$0.00-$478.93 Hourly / $0.00-$0.00 BiWeekly /
At the Connecticut Agricultural Experiment Station this entry-level class is responsible for performing a full range of basic technical field and laboratory tasks with an emphasis on the preparation of simple to moderately complex solutions, stains, culture media and/or reagents; the preparation of specimens/samples for analysis using simple to more advanced, moderately complex techniques; performing routine technical examinations according to prescribed procedures.
Initially works under the close supervision of an employee of higher grade; works more independently with acquired experience.
IN THE FIELD: collects samples of plants, insects and soils; applies treatments; counts insects or plants; may tend plots; at times, works on the basis of written and oral instructions; performs related duties as required.
IN THE LABORATORY: prepares simple to moderately complex solutions, stains, culture media, and/or reagents; prepares specimens/samples using simple to more advanced, moderately complex techniques; assists in or performs routine to more complex technical tests and examinations according to prescribed procedures; prepares reports and maintains records of laboratory findings; tabulates and summarizes data; may assist in training lower rank staff members in preparatory techniques; may check work for conformity with required procedures; may sterilize/clean equipment; performs related duties as required.
Some knowledge of laboratory equipment, procedures, techniques, and terminology; manual dexterity and skills; some written and oral communication skills; ability to carry out written and oral instructions; ability to perform calculations according to prescribed procedures; ability to prepare/maintain technical records; ability to prepare reports; ability to utilize computer software; mathematical ability.
High school graduation or possession of General Educational Development (GED) certification and two (2) years of experience in related laboratory work.
College training in the biological or physical sciences may be substituted for the General Experience on the basis of fifteen (15) semester hours equaling one-half (1/2) year of experience to a maximum of two (2) years for an Associate’s degree.
Incumbents in this class may be required lift heavy objects, such as standard laboratory equipment and/or supplies; may be exposed to some risk of injury from such hazards as broken glass, chemicals, and toxic or disease-carrying substances.
This replaces the existing specification for the class of Agricultural Research Assistant 2 in Salary Group VR 99 approved effective January 13, 1989. (2013 SCOPE Review)
Agricultural Research Assistant 2
Guidelines for Class Use
Incumbents perform routine laboratory and field duties with supervision.
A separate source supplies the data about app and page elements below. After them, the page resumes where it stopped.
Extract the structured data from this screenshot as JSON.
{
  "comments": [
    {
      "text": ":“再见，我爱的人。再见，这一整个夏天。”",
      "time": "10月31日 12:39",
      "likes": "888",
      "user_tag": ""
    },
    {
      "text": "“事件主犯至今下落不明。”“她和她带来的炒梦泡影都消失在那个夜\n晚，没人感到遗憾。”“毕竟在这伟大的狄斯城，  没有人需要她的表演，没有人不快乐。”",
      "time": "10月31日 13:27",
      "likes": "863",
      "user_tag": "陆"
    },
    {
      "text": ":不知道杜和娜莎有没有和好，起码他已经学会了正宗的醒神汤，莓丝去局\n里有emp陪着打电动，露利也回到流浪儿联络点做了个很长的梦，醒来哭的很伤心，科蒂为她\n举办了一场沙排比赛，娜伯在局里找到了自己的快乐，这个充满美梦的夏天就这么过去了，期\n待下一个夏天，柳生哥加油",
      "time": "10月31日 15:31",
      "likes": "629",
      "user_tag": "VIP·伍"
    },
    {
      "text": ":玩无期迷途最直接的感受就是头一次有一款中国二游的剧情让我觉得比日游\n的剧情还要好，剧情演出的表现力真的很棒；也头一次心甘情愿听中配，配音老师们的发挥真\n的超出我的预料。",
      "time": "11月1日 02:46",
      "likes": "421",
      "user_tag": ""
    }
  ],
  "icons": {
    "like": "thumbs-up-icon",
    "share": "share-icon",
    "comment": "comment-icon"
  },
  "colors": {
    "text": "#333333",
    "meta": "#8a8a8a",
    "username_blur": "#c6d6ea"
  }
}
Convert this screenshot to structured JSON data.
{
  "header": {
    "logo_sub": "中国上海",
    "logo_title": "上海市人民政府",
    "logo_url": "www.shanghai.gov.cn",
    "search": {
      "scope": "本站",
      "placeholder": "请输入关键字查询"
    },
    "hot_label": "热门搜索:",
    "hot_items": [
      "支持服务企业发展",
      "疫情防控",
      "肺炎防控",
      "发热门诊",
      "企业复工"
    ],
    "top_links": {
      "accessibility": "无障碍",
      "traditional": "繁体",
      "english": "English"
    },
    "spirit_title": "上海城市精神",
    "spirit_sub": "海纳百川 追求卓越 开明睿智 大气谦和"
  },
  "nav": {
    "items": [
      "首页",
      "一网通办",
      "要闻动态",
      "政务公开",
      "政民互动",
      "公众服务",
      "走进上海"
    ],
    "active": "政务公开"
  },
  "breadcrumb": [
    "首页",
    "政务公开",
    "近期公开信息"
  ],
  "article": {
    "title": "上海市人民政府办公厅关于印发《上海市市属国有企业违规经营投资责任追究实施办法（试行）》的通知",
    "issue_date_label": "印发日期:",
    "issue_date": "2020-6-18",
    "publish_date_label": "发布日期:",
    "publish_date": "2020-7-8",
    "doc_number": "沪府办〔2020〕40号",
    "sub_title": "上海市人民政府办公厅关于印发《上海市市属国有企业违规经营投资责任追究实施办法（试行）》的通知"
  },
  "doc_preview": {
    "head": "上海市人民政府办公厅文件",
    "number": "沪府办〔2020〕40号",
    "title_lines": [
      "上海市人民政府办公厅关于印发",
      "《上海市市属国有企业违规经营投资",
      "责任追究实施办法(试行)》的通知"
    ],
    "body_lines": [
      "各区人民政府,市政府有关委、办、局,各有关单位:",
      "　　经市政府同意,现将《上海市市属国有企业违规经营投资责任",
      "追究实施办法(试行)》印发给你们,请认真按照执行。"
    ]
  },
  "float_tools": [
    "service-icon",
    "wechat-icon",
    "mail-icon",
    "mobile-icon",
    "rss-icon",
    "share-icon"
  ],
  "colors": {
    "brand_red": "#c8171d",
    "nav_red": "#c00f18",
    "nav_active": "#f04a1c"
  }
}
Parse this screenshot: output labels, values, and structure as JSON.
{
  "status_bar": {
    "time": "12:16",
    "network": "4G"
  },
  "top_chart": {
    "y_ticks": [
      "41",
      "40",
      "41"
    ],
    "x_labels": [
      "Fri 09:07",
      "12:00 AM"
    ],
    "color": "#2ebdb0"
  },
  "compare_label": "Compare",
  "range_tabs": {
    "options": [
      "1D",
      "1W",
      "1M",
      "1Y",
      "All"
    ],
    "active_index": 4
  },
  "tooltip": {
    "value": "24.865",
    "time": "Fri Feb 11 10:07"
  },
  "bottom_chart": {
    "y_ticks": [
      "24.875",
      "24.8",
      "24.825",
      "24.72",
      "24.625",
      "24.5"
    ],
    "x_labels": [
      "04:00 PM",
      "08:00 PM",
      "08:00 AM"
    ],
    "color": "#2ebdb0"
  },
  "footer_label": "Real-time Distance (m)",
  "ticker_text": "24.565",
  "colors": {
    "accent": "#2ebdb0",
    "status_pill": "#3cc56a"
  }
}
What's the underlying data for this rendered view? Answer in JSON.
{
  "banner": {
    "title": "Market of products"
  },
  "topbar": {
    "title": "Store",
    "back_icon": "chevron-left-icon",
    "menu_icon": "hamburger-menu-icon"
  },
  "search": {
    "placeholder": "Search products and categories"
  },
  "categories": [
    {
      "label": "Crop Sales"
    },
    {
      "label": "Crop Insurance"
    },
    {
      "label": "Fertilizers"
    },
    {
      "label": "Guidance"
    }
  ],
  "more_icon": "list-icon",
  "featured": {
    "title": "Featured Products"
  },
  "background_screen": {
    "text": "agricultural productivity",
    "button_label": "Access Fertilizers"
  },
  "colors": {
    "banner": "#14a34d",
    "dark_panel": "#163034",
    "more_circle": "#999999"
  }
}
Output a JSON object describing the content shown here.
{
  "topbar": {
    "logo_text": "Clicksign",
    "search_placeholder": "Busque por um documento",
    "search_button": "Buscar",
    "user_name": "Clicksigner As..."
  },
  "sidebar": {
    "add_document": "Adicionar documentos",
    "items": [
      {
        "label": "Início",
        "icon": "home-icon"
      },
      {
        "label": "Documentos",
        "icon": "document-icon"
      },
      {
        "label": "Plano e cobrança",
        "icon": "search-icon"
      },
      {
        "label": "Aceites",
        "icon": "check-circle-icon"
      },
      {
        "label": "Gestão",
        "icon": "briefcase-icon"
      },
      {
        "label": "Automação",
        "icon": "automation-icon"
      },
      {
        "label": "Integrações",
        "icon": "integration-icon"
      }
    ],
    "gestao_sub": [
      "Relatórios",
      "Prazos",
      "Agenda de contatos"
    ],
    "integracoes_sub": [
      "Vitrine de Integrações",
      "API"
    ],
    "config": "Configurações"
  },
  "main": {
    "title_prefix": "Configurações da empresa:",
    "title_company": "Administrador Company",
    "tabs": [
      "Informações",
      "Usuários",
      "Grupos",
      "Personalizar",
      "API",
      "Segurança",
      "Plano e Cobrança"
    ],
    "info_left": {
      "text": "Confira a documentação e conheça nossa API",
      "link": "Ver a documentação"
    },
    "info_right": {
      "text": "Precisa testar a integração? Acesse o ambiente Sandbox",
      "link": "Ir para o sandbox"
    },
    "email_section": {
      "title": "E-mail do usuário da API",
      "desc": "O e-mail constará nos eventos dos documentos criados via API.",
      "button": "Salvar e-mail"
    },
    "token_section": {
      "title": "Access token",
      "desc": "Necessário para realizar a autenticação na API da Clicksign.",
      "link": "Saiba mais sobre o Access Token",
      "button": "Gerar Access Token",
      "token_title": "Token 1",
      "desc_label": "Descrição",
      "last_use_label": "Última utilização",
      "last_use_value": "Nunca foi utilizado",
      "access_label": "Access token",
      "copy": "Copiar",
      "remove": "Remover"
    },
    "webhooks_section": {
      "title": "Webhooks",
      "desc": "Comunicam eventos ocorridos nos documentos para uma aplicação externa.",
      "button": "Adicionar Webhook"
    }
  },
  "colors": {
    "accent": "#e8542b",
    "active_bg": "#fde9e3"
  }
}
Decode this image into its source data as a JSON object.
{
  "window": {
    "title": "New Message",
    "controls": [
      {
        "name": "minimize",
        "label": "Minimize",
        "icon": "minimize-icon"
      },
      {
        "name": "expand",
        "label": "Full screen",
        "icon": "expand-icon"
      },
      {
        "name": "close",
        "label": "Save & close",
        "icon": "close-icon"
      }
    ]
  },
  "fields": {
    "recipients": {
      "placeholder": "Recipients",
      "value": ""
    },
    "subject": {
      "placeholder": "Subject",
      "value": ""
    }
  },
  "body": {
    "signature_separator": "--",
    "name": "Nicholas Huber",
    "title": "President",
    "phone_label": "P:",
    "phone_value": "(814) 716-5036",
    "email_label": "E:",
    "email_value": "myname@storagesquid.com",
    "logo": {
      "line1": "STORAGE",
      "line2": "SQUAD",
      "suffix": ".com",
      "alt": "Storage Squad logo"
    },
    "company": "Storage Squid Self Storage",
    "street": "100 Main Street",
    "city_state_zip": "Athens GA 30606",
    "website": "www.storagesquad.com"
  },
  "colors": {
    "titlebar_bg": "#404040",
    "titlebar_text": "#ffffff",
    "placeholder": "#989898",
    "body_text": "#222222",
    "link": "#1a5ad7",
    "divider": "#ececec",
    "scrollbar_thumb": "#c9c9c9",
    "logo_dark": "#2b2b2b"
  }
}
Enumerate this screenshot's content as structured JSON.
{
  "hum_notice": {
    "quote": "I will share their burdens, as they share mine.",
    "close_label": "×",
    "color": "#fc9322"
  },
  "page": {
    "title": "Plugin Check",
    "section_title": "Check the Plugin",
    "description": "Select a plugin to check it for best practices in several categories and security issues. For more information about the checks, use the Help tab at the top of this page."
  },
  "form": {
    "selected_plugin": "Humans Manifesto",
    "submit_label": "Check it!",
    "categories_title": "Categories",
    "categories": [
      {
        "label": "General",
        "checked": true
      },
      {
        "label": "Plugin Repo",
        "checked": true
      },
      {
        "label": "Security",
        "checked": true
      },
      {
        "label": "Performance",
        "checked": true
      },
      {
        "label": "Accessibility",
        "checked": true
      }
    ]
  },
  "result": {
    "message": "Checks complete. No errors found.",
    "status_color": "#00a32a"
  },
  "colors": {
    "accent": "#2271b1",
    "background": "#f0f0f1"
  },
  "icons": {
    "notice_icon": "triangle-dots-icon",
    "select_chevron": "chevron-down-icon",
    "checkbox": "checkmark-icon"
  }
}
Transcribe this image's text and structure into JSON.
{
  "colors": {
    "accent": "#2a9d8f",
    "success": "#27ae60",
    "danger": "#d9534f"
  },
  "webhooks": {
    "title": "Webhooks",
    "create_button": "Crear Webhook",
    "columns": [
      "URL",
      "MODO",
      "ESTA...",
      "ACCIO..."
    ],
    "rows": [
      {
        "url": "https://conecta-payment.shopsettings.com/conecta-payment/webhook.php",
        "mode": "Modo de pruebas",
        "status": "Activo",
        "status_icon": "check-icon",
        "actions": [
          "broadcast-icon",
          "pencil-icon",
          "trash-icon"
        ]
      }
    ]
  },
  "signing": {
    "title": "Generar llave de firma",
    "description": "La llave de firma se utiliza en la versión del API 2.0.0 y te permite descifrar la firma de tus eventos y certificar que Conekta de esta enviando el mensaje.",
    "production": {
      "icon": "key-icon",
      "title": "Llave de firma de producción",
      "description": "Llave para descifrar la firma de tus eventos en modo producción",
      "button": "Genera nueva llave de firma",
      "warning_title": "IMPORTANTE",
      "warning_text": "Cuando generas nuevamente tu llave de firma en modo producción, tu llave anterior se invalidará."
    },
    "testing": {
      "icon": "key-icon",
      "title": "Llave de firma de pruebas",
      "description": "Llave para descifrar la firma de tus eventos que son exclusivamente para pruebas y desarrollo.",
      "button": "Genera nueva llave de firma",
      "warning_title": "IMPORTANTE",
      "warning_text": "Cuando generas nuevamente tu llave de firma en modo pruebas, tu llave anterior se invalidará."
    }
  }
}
Incumbents exhibit skill in identifying the major classes or groups of materials collected or counted. With the aid of a map, incumbents locate established field plots and record location of newly established field plots. Incumbents record observations and measurements in written records, by photography and electronic data entry.
At this entry-level, incumbents perform routine technical laboratory work, with an emphasis on making simple as well as moderately complex solutions, stains, culture media and/or reagents, preparing specimens/samples for more complex analyses, and performing routine technical examinations according to prescribed procedures. Indications of the level of work performed follow.
1. Preparation of "moderately complex" solutions generally involves the mixing of several ingredients with water and the use of calculations. The use of a precision top-loading balance (more accurate than a trip balance) may be required, as well as graduated glassware and a pH meter for purposes of making adjustments. (NOTE: The use of analytical balances may be required at this level on a limited basis).
2. In preparing specimens/samples for analysis, incumbents may be required to use simple techniques such as those noted above, as well as more advanced techniques such as streaking plates and selecting bacterial colonies, pipetting samples and inoculating media (microbiology), and clarifying samples through separation and filtration using more complex types of solutions (chemistry).
3. Routine tests and examinations may also be performed at this level, according to standard, prescribed procedures. Incumbents should be able to take basic readings and record results but should not be expected to interpret the results. The use of equipment such as gas chromatographs and spectrophotometers may be required. Examples of tests performed at this level include analysis for the presence of parasites and plant pathogens (pathology); and enzymes.
4. In general, a degree of technical skill is required at this level, but incumbents still work under prescribed guidelines and exercise little independent judgment (e.g., interpretation of results).